West Haven, CT 06516
Tomasi, Elena M D.D.S.
1151 E Main St
Torrington, CT, 06790-3910
Kabakoff, Seth L D.D.S.
928 Farmington Ave # 2
West Hartford, CT, 06107-2215
Thomas Kelly, DMD
P.O. Box 523 1 St. John Street
North Haven, CT, 6473
999 Summer St # 301
Stamford, CT, 06905-5513
Dental inlays and dental onlays are valuable for restoring teeth that are severely decayed or worn. Typically, they are applied to the chewing surfaces on the back teeth.
What Is the Difference Between a Dental Inlay and a Dental Onlay?
In restorative dentistry, an inlay is used more like a filling for restoring normal tooth structure. It is best if the surface is small and only involves the chewing surface and surfaces between the teeth.
An onlay is similar to an inlay but treats larger areas, covering the entire chewing surface of a tooth. Dental onlays are recommended for larger tooth restorations and when chewing surfaces require long-term protection.

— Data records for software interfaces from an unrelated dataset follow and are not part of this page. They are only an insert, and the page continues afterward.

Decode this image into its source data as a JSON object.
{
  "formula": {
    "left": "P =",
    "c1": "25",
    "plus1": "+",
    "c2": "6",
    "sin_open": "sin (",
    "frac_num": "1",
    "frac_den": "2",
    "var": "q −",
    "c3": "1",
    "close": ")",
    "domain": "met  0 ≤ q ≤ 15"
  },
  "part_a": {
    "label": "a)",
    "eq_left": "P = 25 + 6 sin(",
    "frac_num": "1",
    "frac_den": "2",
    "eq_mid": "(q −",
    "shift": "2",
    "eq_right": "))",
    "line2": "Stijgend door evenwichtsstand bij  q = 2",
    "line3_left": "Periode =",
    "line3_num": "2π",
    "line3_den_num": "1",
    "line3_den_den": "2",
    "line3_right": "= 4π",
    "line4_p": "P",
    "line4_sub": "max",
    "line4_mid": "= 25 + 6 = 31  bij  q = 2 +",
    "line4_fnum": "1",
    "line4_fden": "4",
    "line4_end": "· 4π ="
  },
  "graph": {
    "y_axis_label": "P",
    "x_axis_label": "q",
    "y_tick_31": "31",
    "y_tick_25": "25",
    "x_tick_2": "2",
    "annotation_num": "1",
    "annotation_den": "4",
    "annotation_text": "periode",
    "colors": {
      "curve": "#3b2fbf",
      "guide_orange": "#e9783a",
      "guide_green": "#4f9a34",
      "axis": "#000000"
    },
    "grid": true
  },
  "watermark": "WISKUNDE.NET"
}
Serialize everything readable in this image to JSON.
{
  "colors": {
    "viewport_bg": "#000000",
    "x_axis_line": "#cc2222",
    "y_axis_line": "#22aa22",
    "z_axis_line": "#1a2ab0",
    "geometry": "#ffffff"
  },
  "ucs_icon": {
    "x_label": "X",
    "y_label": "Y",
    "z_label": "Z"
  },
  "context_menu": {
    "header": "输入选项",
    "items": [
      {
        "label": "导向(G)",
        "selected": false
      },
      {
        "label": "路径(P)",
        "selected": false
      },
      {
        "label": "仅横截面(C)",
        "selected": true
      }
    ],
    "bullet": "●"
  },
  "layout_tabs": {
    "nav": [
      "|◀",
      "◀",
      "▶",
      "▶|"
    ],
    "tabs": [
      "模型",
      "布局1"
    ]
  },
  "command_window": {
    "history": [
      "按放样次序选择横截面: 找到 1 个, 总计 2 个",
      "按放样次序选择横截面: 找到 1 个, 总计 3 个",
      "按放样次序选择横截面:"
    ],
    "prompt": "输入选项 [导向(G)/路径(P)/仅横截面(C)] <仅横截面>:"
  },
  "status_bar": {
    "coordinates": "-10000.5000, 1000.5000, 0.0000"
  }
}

What Are Dental Inlays and Dental Onlays Made of?
Since both are used in areas of heavy chewing and grinding, they must be made from durable materials. They can be made from porcelain or composite resin chosen to match the color of your teeth or they can be made of a mixture of metals called an alloy. Alloys can be a mixture of metals like gold and palladium or nickel and chromium.
What Are the Restorative Dentistry Procedures for Dental Inlays and Dental Onlays?
The tooth is first prepared by removing portions of decay or damage. The remaining tooth structure is shaped in preparation for the dental inlay or dental onlay. An impression of the tooth is made along with opposing teeth and the bite. From this, a plaster model is formed that is used for a custom fit matching the contours of the tooth.
Since both dental inlays and dental onlays are custom-made, a second appointment is needed for checking the fit and cementing the inlay or onlay permanently. At that appointment, any adjustments to the bite will be made. A final polishing adds the final touch to this restorative dentistry treatment.
By Danine M. Fresch, DDS
Do your looks affect the way people treat you? Positive self-esteem - how we feel about ourselves - is very important to a healthy personality, to happiness, to the development of a positive attitude about life, and to achievement in the direction we choose.
It is well documented that people with a positive "feeling" about themselves do better in school, in business, and have closer, more meaningful relationships.
One measure of self-esteem is how you feel about your physical appearance; or, more importantly, how you feel you look to others. The complexion, teeth, and nose, in that order, are the highest "rated" facial features.
Self-image begins to develop about age four or five. At that age, identity influences other developing traits: social skills, verbal skills, intellect, and the ability to define oneself as a successful person. In other words, at age four or five a child makes a giant step toward "I'm OK, I'm a worthwhile person," or, conversely, toward "I'm not OK." The results can often affect the remainder of that person's life.
Beauty is often more than skin deep, because the psychological damage to a person who feels unattractive can be devastating. Then there's the other side of the coin. Does how we look affect how others treat us?
Indeed. Studies have shown that good-looking people are given the benefit of the doubt over unattractive people. They're thought to be more intelligent, more likeable, higher achievers, honest, and braver than the unattractive. Even school teachers spend more time with attractive students!
Your mouth is important to your total psychological and physical well-being. Is it worth regular dental cleaning and cosmetic dental care? Is visiting your cosmetic dentist and having your broken teeth restored with beautiful dental crowns worth it? Is straightening crooked teeth with braces worth it? We think you'll probably agree, you and your family are definitely worth it!